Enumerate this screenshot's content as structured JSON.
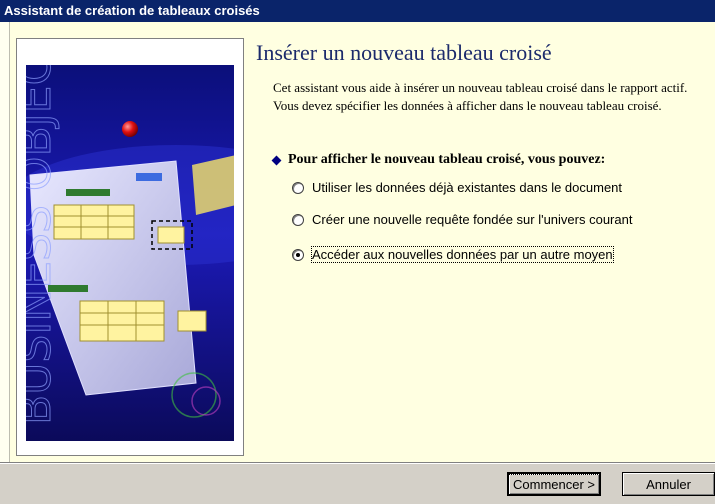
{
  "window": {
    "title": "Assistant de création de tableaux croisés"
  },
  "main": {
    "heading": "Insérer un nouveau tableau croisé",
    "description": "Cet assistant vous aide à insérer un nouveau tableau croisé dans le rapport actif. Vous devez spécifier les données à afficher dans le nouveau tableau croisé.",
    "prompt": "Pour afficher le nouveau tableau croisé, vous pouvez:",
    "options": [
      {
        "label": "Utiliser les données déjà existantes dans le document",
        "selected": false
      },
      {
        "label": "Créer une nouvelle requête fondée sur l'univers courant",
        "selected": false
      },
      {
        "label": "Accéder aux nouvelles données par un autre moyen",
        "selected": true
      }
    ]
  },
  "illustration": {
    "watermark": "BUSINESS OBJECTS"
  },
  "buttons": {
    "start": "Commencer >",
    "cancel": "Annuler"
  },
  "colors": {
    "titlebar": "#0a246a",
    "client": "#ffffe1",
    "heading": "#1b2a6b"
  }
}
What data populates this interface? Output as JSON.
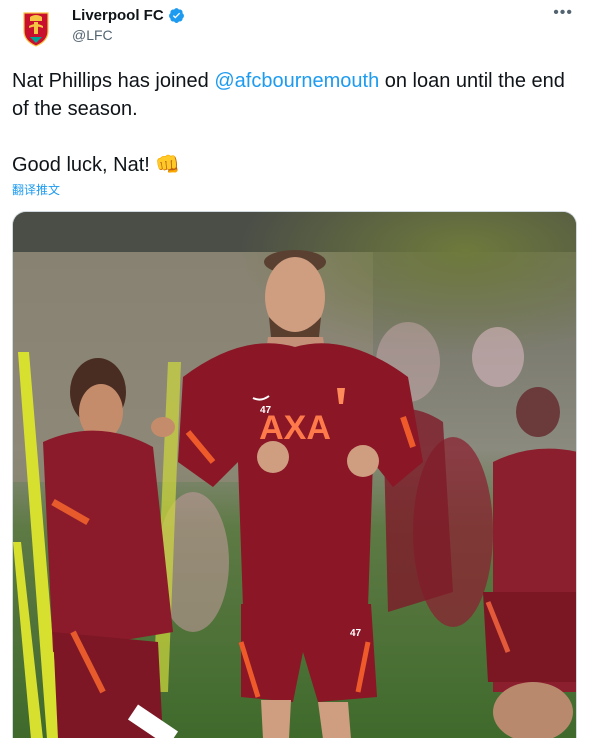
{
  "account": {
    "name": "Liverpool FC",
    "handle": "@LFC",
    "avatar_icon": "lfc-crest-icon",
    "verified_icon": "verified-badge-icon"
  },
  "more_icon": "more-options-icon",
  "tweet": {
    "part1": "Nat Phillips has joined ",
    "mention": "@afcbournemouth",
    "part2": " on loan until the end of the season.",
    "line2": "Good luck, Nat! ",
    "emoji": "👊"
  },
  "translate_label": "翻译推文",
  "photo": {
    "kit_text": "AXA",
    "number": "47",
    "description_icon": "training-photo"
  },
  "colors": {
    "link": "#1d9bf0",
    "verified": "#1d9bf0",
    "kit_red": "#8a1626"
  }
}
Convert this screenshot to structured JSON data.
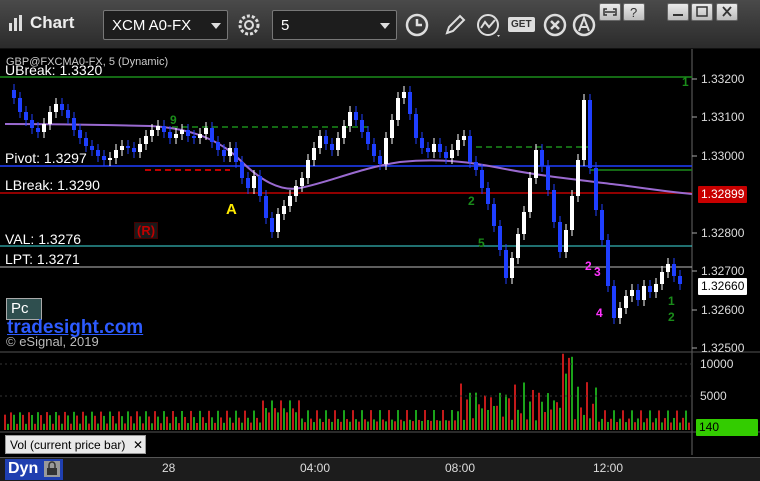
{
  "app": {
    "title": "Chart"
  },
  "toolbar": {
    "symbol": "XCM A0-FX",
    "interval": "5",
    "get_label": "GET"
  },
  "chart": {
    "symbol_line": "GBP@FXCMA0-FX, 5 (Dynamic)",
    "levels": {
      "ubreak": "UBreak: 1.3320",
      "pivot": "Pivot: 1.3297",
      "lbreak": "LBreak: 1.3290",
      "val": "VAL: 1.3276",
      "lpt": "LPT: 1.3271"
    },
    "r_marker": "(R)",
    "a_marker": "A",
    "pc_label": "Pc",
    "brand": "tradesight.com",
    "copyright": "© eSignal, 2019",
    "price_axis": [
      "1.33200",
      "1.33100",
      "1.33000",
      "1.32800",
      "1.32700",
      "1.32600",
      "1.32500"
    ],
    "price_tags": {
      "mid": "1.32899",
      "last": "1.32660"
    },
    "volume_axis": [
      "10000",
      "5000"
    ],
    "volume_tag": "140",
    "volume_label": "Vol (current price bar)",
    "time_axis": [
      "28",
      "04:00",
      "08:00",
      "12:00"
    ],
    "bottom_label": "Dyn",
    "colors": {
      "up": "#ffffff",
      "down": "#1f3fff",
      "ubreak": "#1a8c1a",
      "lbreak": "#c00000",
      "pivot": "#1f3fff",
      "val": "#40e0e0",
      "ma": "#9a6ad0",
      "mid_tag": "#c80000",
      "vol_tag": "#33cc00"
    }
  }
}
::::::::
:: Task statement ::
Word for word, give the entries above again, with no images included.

:: Exercise response ::
Enumerate this screenshot's content as structured JSON.
{
  "window": {
    "title": "Assistant de création de tableaux croisés"
  },
  "main": {
    "heading": "Insérer un nouveau tableau croisé",
    "description": "Cet assistant vous aide à insérer un nouveau tableau croisé dans le rapport actif. Vous devez spécifier les données à afficher dans le nouveau tableau croisé.",
    "prompt": "Pour afficher le nouveau tableau croisé, vous pouvez:",
    "options": [
      {
        "label": "Utiliser les données déjà existantes dans le document",
        "selected": false
      },
      {
        "label": "Créer une nouvelle requête fondée sur l'univers courant",
        "selected": false
      },
      {
        "label": "Accéder aux nouvelles données par un autre moyen",
        "selected": true
      }
    ]
  },
  "illustration": {
    "watermark": "BUSINESS OBJECTS"
  },
  "buttons": {
    "start": "Commencer >",
    "cancel": "Annuler"
  },
  "colors": {
    "titlebar": "#0a246a",
    "client": "#ffffe1",
    "heading": "#1b2a6b"
  }
}
What data populates this interface? Output as JSON.
{
  "account": {
    "name": "Liverpool FC",
    "handle": "@LFC",
    "avatar_icon": "lfc-crest-icon",
    "verified_icon": "verified-badge-icon"
  },
  "more_icon": "more-options-icon",
  "tweet": {
    "part1": "Nat Phillips has joined ",
    "mention": "@afcbournemouth",
    "part2": " on loan until the end of the season.",
    "line2": "Good luck, Nat! ",
    "emoji": "👊"
  },
  "translate_label": "翻译推文",
  "photo": {
    "kit_text": "AXA",
    "number": "47",
    "description_icon": "training-photo"
  },
  "colors": {
    "link": "#1d9bf0",
    "verified": "#1d9bf0",
    "kit_red": "#8a1626"
  }
}
Convert this screenshot to structured JSON data.
{
  "app": {
    "title": "Chart"
  },
  "toolbar": {
    "symbol": "XCM A0-FX",
    "interval": "5",
    "get_label": "GET"
  },
  "chart": {
    "symbol_line": "GBP@FXCMA0-FX, 5 (Dynamic)",
    "levels": {
      "ubreak": "UBreak: 1.3320",
      "pivot": "Pivot: 1.3297",
      "lbreak": "LBreak: 1.3290",
      "val": "VAL: 1.3276",
      "lpt": "LPT: 1.3271"
    },
    "r_marker": "(R)",
    "a_marker": "A",
    "pc_label": "Pc",
    "brand": "tradesight.com",
    "copyright": "© eSignal, 2019",
    "price_axis": [
      "1.33200",
      "1.33100",
      "1.33000",
      "1.32800",
      "1.32700",
      "1.32600",
      "1.32500"
    ],
    "price_tags": {
      "mid": "1.32899",
      "last": "1.32660"
    },
    "volume_axis": [
      "10000",
      "5000"
    ],
    "volume_tag": "140",
    "volume_label": "Vol (current price bar)",
    "time_axis": [
      "28",
      "04:00",
      "08:00",
      "12:00"
    ],
    "bottom_label": "Dyn",
    "colors": {
      "up": "#ffffff",
      "down": "#1f3fff",
      "ubreak": "#1a8c1a",
      "lbreak": "#c00000",
      "pivot": "#1f3fff",
      "val": "#40e0e0",
      "ma": "#9a6ad0",
      "mid_tag": "#c80000",
      "vol_tag": "#33cc00"
    }
  }
}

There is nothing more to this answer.